Progressive multifocal leukoencephalopathy in transplant recipients
Article first published online: 5 AUG 2011
Copyright © 2011 American Neurological Association
Annals of Neurology
Volume 70, Issue 2, pages 305–322, August 2011
How to Cite
Mateen, F. J., Muralidharan, R., Carone, M., van de Beek, D., Harrison, D. M., Aksamit, A. J., Gould, M. S., Clifford, D. B. and Nath, A. (2011), Progressive multifocal leukoencephalopathy in transplant recipients. Ann Neurol., 70: 305–322. doi: 10.1002/ana.22408
- Issue published online: 5 AUG 2011
- Article first published online: 5 AUG 2011
- Accepted manuscript online: 7 MAR 2011 10:41AM EST
- Manuscript Accepted: 21 FEB 2011
- Manuscript Revised: 14 FEB 2011
- Manuscript Received: 1 OCT 2010
- 2010 American Academy of Neurology Practice Research Fellowship Grant
Transplant recipients are at risk of developing progressive multifocal leukoencephalopathy (PML), a rare demyelinating disorder caused by oligodendrocyte destruction by JC virus.
Reports of PML following transplantation were found using PubMed Entrez (1958–July 2010). A multicenter, retrospective cohort study also identified all cases of PML among transplant recipients diagnosed at Mayo Clinic, Johns Hopkins University, Washington University, and Amsterdam Academic Medical Center. At 1 institution, the incidence of posttransplantation PML was calculated.
A total of 69 cases (44 solid organ, 25 bone marrow) of posttransplantation PML were found including 15 from the 4 medical centers and another 54 from the literature. The median time to development of first symptoms of PML following transplantation was longer in solid organ vs bone marrow recipients (27 vs 11 months, p = 0.0005, range of <1 to >240). Median survival following symptom onset was 6.4 months in solid organ vs 19.5 months in bone marrow recipients (p = 0.068). Case fatality was 84% (95% confidence interval [CI], 70.3–92.4%) and survival beyond 1 year was 55.7% (95% CI, 41.2–67.2%). The incidence of PML among heart and/or lung transplant recipients at 1 institution was 1.24 per 1,000 posttransplantation person-years (95% CI, 0.25–3.61). No clear association was found with any 1 immunosuppressant agent. No treatment provided demonstrable therapeutic benefit.

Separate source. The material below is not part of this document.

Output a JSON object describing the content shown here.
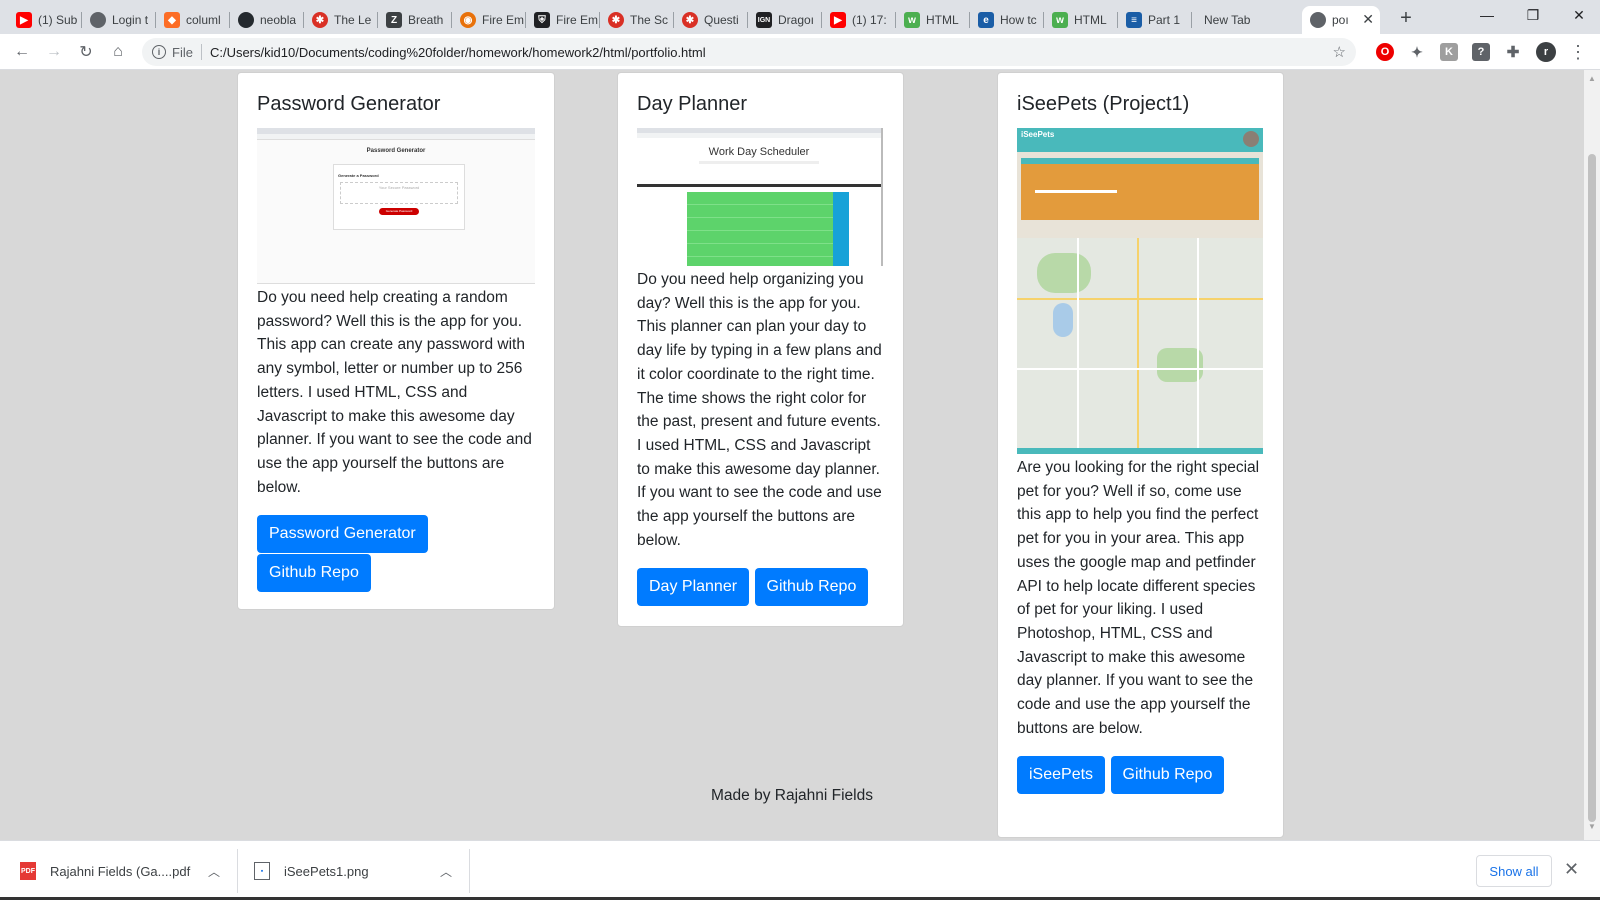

The risk of PML exists throughout the posttransplantation period. Bone marrow recipients survive longer than solid organ recipients but may have a lower median time to first symptoms of PML. Posttransplantation PML has a higher case fatality and may have a higher incidence than reported in human immunodeficiency virus (HIV) patients on highly-active antiretroviral therapy (HAART) or multiple sclerosis patients treated with natalizumab. ANN NEUROL 2011;